46 Year old male with pain in the left ankle MRI T2 FS sagittal and T2 FSE axial images showing diffuse hyperintensities in the distal Achilles tendon with mild marrow edema in the calcaneous at the insertion site and mild peritendinous inflammatory changes suggestive of Achilles Tendinitis.
Tendinitis develops insidiously after sudden changes in activity or training level, use of inappropriate footwear, or training on poor running surfaces, especially if high-risk factors are present (Eg, age, cavus feet, tibia vara, heel and forefoot varus deformities).
Achilles tendon injuries may be classified as:Tendonitis: Overuse of the Achilles tendon can cause inflammation that can lead to pain and swelling.
Tendinosis: Usually, this injury is an asymptomatic, noninflammatory, degenerative disease process (mucoid degeneration). The patient may complain of a sensation of fullness or a nodule in the back of the leg.
A Thompson test is performed to detect rupture of the Achilles tendon. In this test, the patient lies face downward on the examining table with bent knees and the doctor squeezes the back of the lower leg (calf). If the Achilles tendon is at least partially intact, this test causes the foot to flex.
Radiographs: May detect soft tissue thickening and fractures if any associated.
Ultrasound may be usefull to detect thickening of the Achilles tendon and peritendinous collection.
MRI of tendonitis show diffuse for T2 hyperintensity within the tendon and inflammatory changes around the tendon with or without peritendinous collection. My show mild enhancement on contrast study. Focal T2 hyperintensities seen at the tendon insertion suggestive of insertional tendinitis.
MRI helps to differentiate tendonitis from tendinosis and partial/complete tendon rupture. In tendinosis there will be only tendon degenerative changes without inflammatory changes around the tendon.

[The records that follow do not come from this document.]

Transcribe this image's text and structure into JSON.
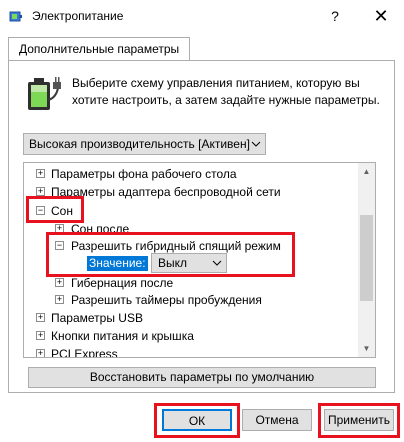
{
  "window": {
    "title": "Электропитание",
    "help_label": "?",
    "close_label": "✕"
  },
  "tab": {
    "label": "Дополнительные параметры"
  },
  "description": "Выберите схему управления питанием, которую вы хотите настроить, а затем задайте нужные параметры.",
  "plan_select": {
    "value": "Высокая производительность [Активен]"
  },
  "tree": {
    "items": [
      {
        "label": "Параметры фона рабочего стола",
        "expander": "+"
      },
      {
        "label": "Параметры адаптера беспроводной сети",
        "expander": "+"
      },
      {
        "label": "Сон",
        "expander": "−"
      },
      {
        "label": "Сон после",
        "expander": "+"
      },
      {
        "label": "Разрешить гибридный спящий режим",
        "expander": "−"
      },
      {
        "label": "Гибернация после",
        "expander": "+"
      },
      {
        "label": "Разрешить таймеры пробуждения",
        "expander": "+"
      },
      {
        "label": "Параметры USB",
        "expander": "+"
      },
      {
        "label": "Кнопки питания и крышка",
        "expander": "+"
      },
      {
        "label": "PCI Express",
        "expander": "+"
      }
    ],
    "value_label": "Значение:",
    "value_select": "Выкл"
  },
  "restore_button": "Восстановить параметры по умолчанию",
  "buttons": {
    "ok": "ОК",
    "cancel": "Отмена",
    "apply": "Применить"
  },
  "colors": {
    "highlight": "#e8121f",
    "selection": "#0078d7"
  }
}
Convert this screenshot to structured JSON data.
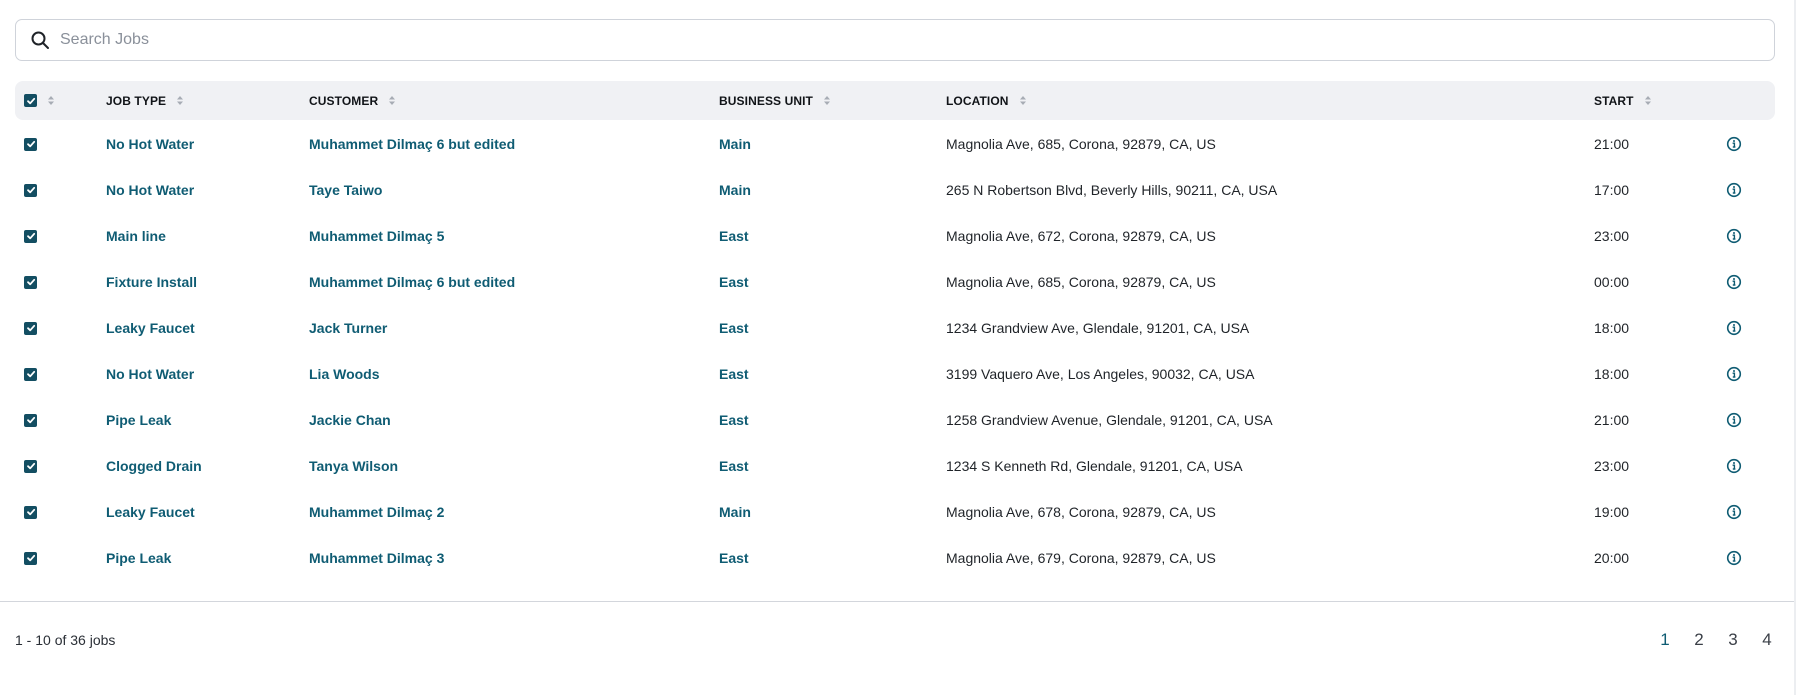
{
  "search": {
    "placeholder": "Search Jobs",
    "value": ""
  },
  "table": {
    "columns": [
      {
        "key": "select",
        "label": ""
      },
      {
        "key": "job_type",
        "label": "JOB TYPE"
      },
      {
        "key": "customer",
        "label": "CUSTOMER"
      },
      {
        "key": "business_unit",
        "label": "BUSINESS UNIT"
      },
      {
        "key": "location",
        "label": "LOCATION"
      },
      {
        "key": "start",
        "label": "START"
      }
    ],
    "select_all_checked": true,
    "rows": [
      {
        "checked": true,
        "job_type": "No Hot Water",
        "customer": "Muhammet Dilmaç 6 but edited",
        "business_unit": "Main",
        "location": "Magnolia Ave, 685, Corona, 92879, CA, US",
        "start": "21:00"
      },
      {
        "checked": true,
        "job_type": "No Hot Water",
        "customer": "Taye Taiwo",
        "business_unit": "Main",
        "location": "265 N Robertson Blvd, Beverly Hills, 90211, CA, USA",
        "start": "17:00"
      },
      {
        "checked": true,
        "job_type": "Main line",
        "customer": "Muhammet Dilmaç 5",
        "business_unit": "East",
        "location": "Magnolia Ave, 672, Corona, 92879, CA, US",
        "start": "23:00"
      },
      {
        "checked": true,
        "job_type": "Fixture Install",
        "customer": "Muhammet Dilmaç 6 but edited",
        "business_unit": "East",
        "location": "Magnolia Ave, 685, Corona, 92879, CA, US",
        "start": "00:00"
      },
      {
        "checked": true,
        "job_type": "Leaky Faucet",
        "customer": "Jack Turner",
        "business_unit": "East",
        "location": "1234 Grandview Ave, Glendale, 91201, CA, USA",
        "start": "18:00"
      },
      {
        "checked": true,
        "job_type": "No Hot Water",
        "customer": "Lia Woods",
        "business_unit": "East",
        "location": "3199 Vaquero Ave, Los Angeles, 90032, CA, USA",
        "start": "18:00"
      },
      {
        "checked": true,
        "job_type": "Pipe Leak",
        "customer": "Jackie Chan",
        "business_unit": "East",
        "location": "1258 Grandview Avenue, Glendale, 91201, CA, USA",
        "start": "21:00"
      },
      {
        "checked": true,
        "job_type": "Clogged Drain",
        "customer": "Tanya Wilson",
        "business_unit": "East",
        "location": "1234 S Kenneth Rd, Glendale, 91201, CA, USA",
        "start": "23:00"
      },
      {
        "checked": true,
        "job_type": "Leaky Faucet",
        "customer": "Muhammet Dilmaç 2",
        "business_unit": "Main",
        "location": "Magnolia Ave, 678, Corona, 92879, CA, US",
        "start": "19:00"
      },
      {
        "checked": true,
        "job_type": "Pipe Leak",
        "customer": "Muhammet Dilmaç 3",
        "business_unit": "East",
        "location": "Magnolia Ave, 679, Corona, 92879, CA, US",
        "start": "20:00"
      }
    ]
  },
  "footer": {
    "count_text": "1 - 10 of 36 jobs",
    "pages": [
      "1",
      "2",
      "3",
      "4"
    ],
    "current_page": "1"
  },
  "colors": {
    "accent": "#0f5c73",
    "checkbox": "#134e62",
    "header_bg": "#f0f1f4"
  },
  "icons": {
    "search": "search-icon",
    "sort": "sort-icon",
    "checkbox": "check-icon",
    "row_action": "info-icon"
  }
}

TREATMENT: Resting the tendon to allow the inflammation to settle down.